## Task goal
Every line of the data below should be printed exactly. Nothing may be dropped.
__________________________________________________
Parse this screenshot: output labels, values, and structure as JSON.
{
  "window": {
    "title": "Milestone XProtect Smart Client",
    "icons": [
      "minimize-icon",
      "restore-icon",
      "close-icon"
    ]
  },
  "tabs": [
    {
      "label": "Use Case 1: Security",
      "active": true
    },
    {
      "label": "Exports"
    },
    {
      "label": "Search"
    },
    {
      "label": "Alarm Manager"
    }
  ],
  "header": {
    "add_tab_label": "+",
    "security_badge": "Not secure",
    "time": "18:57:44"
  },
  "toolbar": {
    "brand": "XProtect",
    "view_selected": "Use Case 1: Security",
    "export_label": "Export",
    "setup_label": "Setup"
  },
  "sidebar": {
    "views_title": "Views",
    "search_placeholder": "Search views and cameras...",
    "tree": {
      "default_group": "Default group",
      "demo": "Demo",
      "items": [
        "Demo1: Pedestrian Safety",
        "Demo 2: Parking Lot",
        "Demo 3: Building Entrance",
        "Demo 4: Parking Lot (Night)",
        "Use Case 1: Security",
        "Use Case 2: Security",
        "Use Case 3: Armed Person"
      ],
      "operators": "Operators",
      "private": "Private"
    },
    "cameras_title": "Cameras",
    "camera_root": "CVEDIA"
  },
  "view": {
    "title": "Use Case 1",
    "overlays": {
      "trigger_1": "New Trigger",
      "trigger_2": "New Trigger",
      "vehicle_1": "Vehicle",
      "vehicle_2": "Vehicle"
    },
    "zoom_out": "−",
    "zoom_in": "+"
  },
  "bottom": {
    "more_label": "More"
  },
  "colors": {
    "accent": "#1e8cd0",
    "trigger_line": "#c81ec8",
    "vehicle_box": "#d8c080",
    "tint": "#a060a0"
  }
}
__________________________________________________
## Response
Parse this screenshot: output labels, values, and structure as JSON.
{
  "window": {
    "title": "Milestone XProtect Smart Client",
    "icons": [
      "minimize-icon",
      "restore-icon",
      "close-icon"
    ]
  },
  "tabs": [
    {
      "label": "Use Case 1: Security",
      "active": true
    },
    {
      "label": "Exports"
    },
    {
      "label": "Search"
    },
    {
      "label": "Alarm Manager"
    }
  ],
  "header": {
    "add_tab_label": "+",
    "security_badge": "Not secure",
    "time": "18:57:44"
  },
  "toolbar": {
    "brand": "XProtect",
    "view_selected": "Use Case 1: Security",
    "export_label": "Export",
    "setup_label": "Setup"
  },
  "sidebar": {
    "views_title": "Views",
    "search_placeholder": "Search views and cameras...",
    "tree": {
      "default_group": "Default group",
      "demo": "Demo",
      "items": [
        "Demo1: Pedestrian Safety",
        "Demo 2: Parking Lot",
        "Demo 3: Building Entrance",
        "Demo 4: Parking Lot (Night)",
        "Use Case 1: Security",
        "Use Case 2: Security",
        "Use Case 3: Armed Person"
      ],
      "operators": "Operators",
      "private": "Private"
    },
    "cameras_title": "Cameras",
    "camera_root": "CVEDIA"
  },
  "view": {
    "title": "Use Case 1",
    "overlays": {
      "trigger_1": "New Trigger",
      "trigger_2": "New Trigger",
      "vehicle_1": "Vehicle",
      "vehicle_2": "Vehicle"
    },
    "zoom_out": "−",
    "zoom_in": "+"
  },
  "bottom": {
    "more_label": "More"
  },
  "colors": {
    "accent": "#1e8cd0",
    "trigger_line": "#c81ec8",
    "vehicle_box": "#d8c080",
    "tint": "#a060a0"
  }
}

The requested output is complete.